Today I met my PAL, Georgie, and her husband Gil. I was excited, but so nervous about meeting my PAL. What if we didn’t have anything to talk about? What if we didn’t click? What were they going to be like? All of these questions were running through my head as I first stepped into the community room at the JCC. After a quick look around, I found my name tag, on the table, next to my PAL. The moment I saw her welcoming smile, I knew I had been worrying for no reason. Georgie is absolutely amazing; we were able to talk about several things that we are both interested in. Who would have thought that my PAL would love young adult novels as much as I do, or that she grew up just blocks from where I live now? I loved listening to her tell me about her family or what her and her husband do in their spare time, especially because I’m more of a listener and not much of a talker. And now I have several titles and authors to look up before I meet Georgie again in February!
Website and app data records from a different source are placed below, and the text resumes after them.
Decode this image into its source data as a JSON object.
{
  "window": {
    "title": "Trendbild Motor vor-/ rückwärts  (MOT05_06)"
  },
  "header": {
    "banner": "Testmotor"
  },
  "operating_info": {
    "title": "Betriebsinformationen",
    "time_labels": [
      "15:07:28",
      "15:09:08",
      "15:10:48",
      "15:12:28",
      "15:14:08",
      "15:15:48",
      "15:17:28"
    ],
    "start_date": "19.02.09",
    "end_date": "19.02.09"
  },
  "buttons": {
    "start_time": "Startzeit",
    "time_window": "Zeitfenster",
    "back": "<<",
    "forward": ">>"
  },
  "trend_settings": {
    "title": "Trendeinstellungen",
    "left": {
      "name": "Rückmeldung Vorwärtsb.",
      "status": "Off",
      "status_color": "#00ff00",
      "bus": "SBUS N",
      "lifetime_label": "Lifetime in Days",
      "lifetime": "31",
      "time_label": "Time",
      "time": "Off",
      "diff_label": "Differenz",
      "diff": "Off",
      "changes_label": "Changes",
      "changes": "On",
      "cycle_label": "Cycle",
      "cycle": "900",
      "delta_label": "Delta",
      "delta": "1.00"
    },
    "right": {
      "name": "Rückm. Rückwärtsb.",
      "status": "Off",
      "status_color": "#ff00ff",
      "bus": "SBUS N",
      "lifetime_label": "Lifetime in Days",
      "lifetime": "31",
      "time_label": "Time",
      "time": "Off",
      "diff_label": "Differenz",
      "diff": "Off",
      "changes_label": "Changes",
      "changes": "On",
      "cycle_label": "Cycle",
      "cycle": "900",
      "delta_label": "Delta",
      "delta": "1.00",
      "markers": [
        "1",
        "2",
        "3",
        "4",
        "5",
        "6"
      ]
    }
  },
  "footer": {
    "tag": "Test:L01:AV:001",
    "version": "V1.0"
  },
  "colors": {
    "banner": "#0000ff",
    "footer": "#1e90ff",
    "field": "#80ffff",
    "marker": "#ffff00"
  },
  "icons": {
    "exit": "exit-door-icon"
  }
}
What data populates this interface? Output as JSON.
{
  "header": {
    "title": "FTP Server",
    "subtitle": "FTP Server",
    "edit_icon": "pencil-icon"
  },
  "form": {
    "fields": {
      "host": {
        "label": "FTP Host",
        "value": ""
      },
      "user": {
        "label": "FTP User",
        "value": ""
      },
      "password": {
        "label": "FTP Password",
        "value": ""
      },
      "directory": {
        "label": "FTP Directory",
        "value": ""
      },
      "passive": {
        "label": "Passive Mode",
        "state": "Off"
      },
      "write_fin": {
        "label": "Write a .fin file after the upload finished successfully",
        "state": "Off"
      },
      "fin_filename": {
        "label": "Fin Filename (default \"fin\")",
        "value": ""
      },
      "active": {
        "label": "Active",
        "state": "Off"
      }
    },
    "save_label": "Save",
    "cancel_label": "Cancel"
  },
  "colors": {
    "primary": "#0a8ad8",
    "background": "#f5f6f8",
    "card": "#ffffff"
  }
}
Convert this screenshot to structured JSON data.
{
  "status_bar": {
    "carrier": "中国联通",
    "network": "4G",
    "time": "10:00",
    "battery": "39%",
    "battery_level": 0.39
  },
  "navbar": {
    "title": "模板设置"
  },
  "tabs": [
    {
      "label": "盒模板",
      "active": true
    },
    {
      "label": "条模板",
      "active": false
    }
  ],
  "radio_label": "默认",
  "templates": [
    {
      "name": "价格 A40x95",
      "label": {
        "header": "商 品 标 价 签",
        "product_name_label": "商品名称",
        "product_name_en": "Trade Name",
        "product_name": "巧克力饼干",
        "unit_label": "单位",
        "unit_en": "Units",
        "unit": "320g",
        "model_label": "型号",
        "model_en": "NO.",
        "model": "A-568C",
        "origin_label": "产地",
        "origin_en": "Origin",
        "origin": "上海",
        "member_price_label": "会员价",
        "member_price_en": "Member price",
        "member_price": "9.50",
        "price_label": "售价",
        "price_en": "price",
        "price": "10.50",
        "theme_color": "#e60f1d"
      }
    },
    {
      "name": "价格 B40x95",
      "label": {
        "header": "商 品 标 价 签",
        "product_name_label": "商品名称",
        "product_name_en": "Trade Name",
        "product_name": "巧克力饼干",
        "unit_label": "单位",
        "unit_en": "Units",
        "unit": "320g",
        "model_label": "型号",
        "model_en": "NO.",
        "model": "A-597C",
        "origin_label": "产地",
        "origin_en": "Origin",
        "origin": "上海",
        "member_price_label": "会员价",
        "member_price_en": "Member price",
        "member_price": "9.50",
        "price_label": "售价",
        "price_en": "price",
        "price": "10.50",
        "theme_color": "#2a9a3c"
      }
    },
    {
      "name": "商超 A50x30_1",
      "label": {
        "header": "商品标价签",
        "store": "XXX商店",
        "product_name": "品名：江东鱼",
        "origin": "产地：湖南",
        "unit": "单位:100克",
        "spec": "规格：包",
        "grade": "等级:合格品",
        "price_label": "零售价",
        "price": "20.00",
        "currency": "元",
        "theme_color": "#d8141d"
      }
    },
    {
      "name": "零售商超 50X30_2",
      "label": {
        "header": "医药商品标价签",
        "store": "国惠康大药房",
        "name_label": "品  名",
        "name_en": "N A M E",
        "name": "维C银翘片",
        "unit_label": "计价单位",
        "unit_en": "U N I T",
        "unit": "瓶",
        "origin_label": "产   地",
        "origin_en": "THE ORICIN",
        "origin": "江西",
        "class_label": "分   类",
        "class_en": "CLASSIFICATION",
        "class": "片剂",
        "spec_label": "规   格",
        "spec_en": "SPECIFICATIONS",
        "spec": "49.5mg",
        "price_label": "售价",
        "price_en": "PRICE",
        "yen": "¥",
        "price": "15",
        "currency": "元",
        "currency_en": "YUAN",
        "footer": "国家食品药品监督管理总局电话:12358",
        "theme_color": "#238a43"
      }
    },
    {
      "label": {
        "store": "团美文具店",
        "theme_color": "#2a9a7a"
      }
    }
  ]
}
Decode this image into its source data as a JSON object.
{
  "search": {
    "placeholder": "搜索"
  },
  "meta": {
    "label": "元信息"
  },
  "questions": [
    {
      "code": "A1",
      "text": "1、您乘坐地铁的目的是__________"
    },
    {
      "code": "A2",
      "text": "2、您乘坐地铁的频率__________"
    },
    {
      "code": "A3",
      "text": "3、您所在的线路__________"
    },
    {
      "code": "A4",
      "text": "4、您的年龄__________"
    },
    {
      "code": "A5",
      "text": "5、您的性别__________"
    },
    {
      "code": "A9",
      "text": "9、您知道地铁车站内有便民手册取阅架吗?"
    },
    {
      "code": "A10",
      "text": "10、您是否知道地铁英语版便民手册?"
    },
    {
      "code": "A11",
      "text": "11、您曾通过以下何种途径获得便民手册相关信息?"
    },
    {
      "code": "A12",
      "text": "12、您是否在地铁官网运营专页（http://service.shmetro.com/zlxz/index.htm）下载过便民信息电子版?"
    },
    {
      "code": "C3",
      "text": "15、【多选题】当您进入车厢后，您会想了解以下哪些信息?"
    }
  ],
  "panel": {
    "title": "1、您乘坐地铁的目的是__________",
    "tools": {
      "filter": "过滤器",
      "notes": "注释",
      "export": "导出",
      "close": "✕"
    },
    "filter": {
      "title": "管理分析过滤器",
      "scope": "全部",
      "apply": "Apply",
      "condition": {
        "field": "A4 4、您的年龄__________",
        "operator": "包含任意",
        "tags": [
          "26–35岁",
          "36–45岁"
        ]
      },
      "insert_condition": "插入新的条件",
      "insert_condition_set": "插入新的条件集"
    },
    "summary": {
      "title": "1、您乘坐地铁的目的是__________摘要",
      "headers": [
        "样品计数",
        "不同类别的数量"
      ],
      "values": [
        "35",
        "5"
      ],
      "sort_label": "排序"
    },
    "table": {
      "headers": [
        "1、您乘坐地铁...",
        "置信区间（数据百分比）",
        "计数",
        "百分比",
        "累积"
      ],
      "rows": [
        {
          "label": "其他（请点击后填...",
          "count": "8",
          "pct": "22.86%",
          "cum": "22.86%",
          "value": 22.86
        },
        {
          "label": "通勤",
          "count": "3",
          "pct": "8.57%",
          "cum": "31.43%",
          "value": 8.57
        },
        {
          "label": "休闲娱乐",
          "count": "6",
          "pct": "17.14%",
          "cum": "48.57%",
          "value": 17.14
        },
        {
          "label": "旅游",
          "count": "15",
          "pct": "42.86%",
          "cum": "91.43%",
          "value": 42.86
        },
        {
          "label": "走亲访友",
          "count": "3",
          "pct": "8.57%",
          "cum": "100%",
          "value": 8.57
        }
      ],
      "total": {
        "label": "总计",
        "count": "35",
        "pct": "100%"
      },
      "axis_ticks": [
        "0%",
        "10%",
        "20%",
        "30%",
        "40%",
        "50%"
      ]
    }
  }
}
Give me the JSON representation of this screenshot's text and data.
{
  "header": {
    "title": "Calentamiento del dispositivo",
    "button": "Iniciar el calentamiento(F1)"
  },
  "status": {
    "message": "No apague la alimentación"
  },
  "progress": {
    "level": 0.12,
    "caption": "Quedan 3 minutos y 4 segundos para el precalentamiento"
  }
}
In our conversation today, one thing that that stood out to me was when we were discussing the programs that different community centers such as the YMCA have; Georgie said “I don’t understand why they have all these programs for kids, but so little for adults”. It was such a simple statement about how she identified herself. She said “adult”, where as I probably would have said “older adult” or “senior” programs. And that’s exactly what she is: an adult, just as the rest of us are. From those six seconds I realized how much aging stereotypes and ageism affect us without even realizing it. I know it will take time for me to break down these barriers that society has placed in my mind against age, but in the meantime I will learn about the beauty of growing and all that life has to offer from such a genuine person as my PAL, Georgie.
Thinking back, it was unnecessary for me to have been worried about meeting my PAL.
Zaneera Hassan, third year graduate student in the VCU School of Pharmacy